[Items from an interface collection]
* * * * * * *
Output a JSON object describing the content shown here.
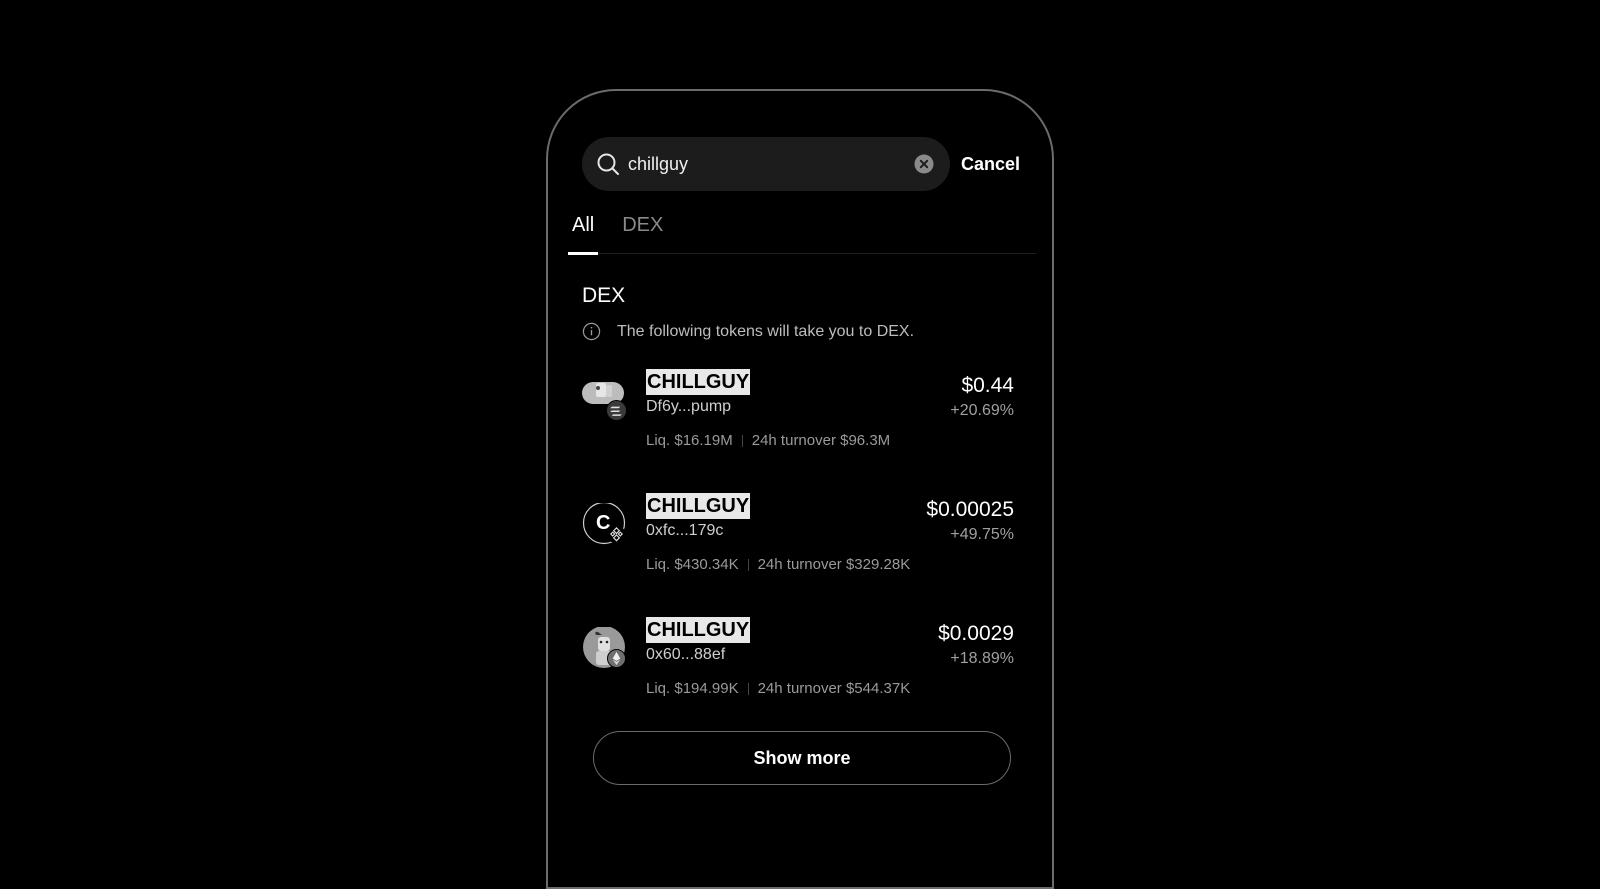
{
  "search": {
    "value": "chillguy",
    "cancel_label": "Cancel"
  },
  "tabs": [
    {
      "label": "All",
      "active": true
    },
    {
      "label": "DEX",
      "active": false
    }
  ],
  "section": {
    "title": "DEX",
    "notice": "The following tokens will take you to DEX."
  },
  "tokens": [
    {
      "name": "CHILLGUY",
      "address": "Df6y...pump",
      "price": "$0.44",
      "change": "+20.69%",
      "liquidity": "Liq. $16.19M",
      "turnover": "24h turnover $96.3M",
      "chain_icon": "solana-icon"
    },
    {
      "name": "CHILLGUY",
      "address": "0xfc...179c",
      "price": "$0.00025",
      "change": "+49.75%",
      "liquidity": "Liq. $430.34K",
      "turnover": "24h turnover $329.28K",
      "avatar_letter": "C",
      "chain_icon": "bnb-icon"
    },
    {
      "name": "CHILLGUY",
      "address": "0x60...88ef",
      "price": "$0.0029",
      "change": "+18.89%",
      "liquidity": "Liq. $194.99K",
      "turnover": "24h turnover $544.37K",
      "chain_icon": "ethereum-icon"
    }
  ],
  "show_more_label": "Show more"
}
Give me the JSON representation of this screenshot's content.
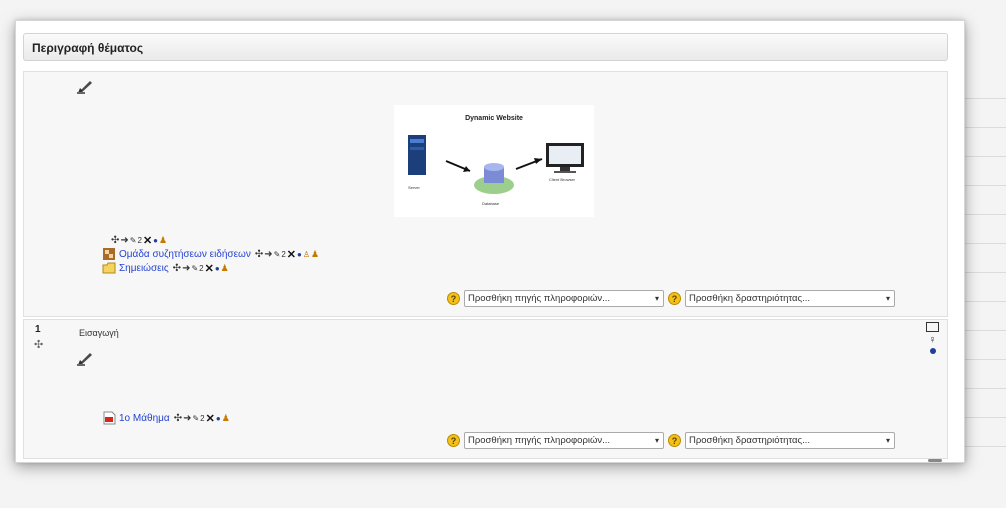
{
  "header": {
    "title": "Περιγραφή θέματος"
  },
  "section0": {
    "image": {
      "title": "Dynamic Website",
      "labels": {
        "server": "Server",
        "database": "Database",
        "client": "Client Browser"
      }
    },
    "activities": [
      {
        "label": "Ομάδα συζητήσεων ειδήσεων"
      },
      {
        "label": "Σημειώσεις"
      }
    ],
    "add_resource": "Προσθήκη πηγής πληροφοριών...",
    "add_activity": "Προσθήκη δραστηριότητας..."
  },
  "section1": {
    "number": "1",
    "title": "Εισαγωγή",
    "activities": [
      {
        "label": "1ο Μάθημα"
      }
    ],
    "add_resource": "Προσθήκη πηγής πληροφοριών...",
    "add_activity": "Προσθήκη δραστηριότητας..."
  },
  "controls": {
    "indent_badge": "2",
    "help_symbol": "?",
    "move_symbol": "✣",
    "right_arrow": "➜",
    "delete_symbol": "✕",
    "caret": "▾"
  },
  "colors": {
    "link": "#2443d1",
    "help": "#f3c11a",
    "panel_bg": "#f7f7f7"
  }
}
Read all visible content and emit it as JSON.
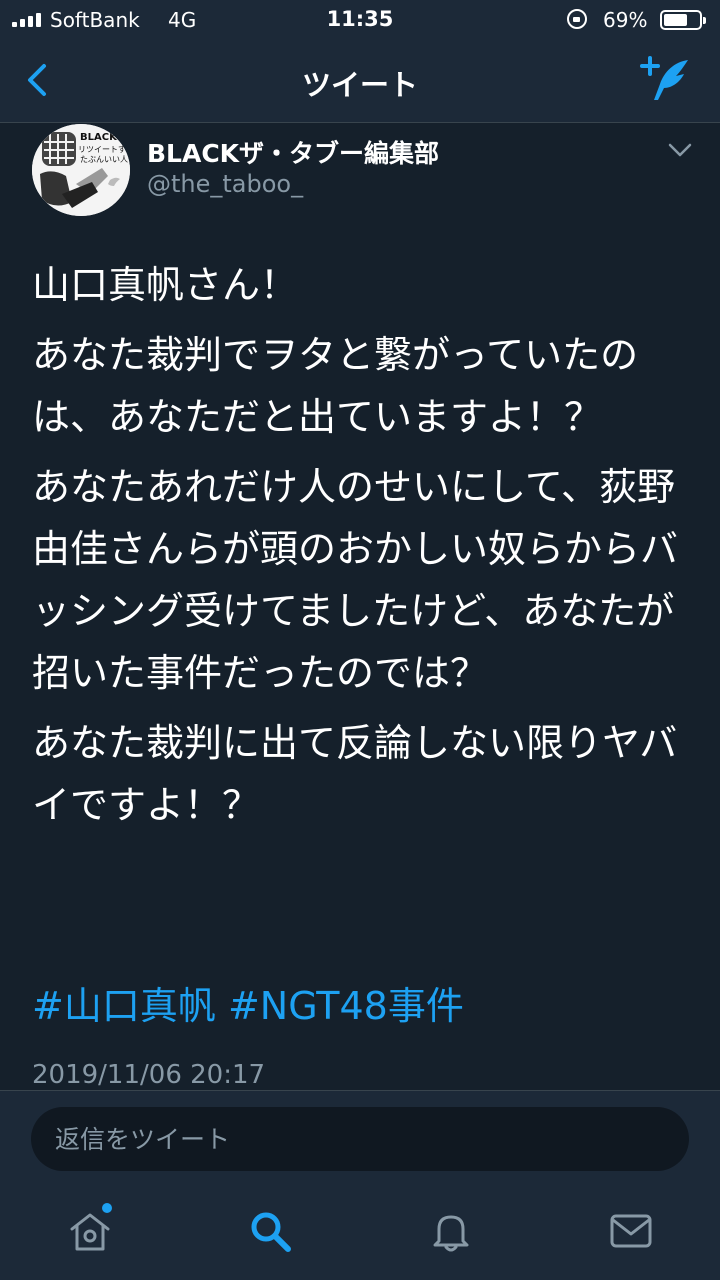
{
  "status_bar": {
    "carrier": "SoftBank",
    "network": "4G",
    "time": "11:35",
    "battery_percent": "69%",
    "battery_level": 0.69
  },
  "header": {
    "title": "ツイート",
    "back_icon": "chevron-left-icon",
    "compose_icon": "compose-tweet-icon"
  },
  "tweet": {
    "author_name": "BLACKザ・タブー編集部",
    "author_handle": "@the_taboo_",
    "avatar_text_1": "BLACK",
    "avatar_text_2": "リツイートする人",
    "avatar_text_3": "たぶんいい人",
    "paragraphs": [
      "山口真帆さん！",
      "あなた裁判でヲタと繋がっていたのは、あなただと出ていますよ！？",
      "あなたあれだけ人のせいにして、荻野由佳さんらが頭のおかしい奴らからバッシング受けてましたけど、あなたが招いた事件だったのでは？",
      "あなた裁判に出て反論しない限りヤバイですよ！？"
    ],
    "hashtags": [
      "#山口真帆",
      "#NGT48事件"
    ],
    "timestamp": "2019/11/06 20:17"
  },
  "reply": {
    "placeholder": "返信をツイート"
  },
  "tabbar": {
    "items": [
      {
        "name": "home",
        "icon": "home-icon",
        "has_notification_dot": true
      },
      {
        "name": "search",
        "icon": "search-icon",
        "active": true
      },
      {
        "name": "notifications",
        "icon": "bell-icon"
      },
      {
        "name": "messages",
        "icon": "envelope-icon"
      }
    ]
  },
  "colors": {
    "background": "#15202b",
    "bar_background": "#1c2938",
    "accent": "#1da1f2",
    "secondary_text": "#8899a6"
  }
}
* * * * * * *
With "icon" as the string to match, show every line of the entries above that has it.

## [RESPONSE TO THE TASK]
      "chain_icon": "solana-icon"
      "chain_icon": "bnb-icon"
      "chain_icon": "ethereum-icon"
    "back_icon": "chevron-left-icon",
    "compose_icon": "compose-tweet-icon"
        "icon": "home-icon",
        "icon": "search-icon",
        "icon": "bell-icon"
        "icon": "envelope-icon"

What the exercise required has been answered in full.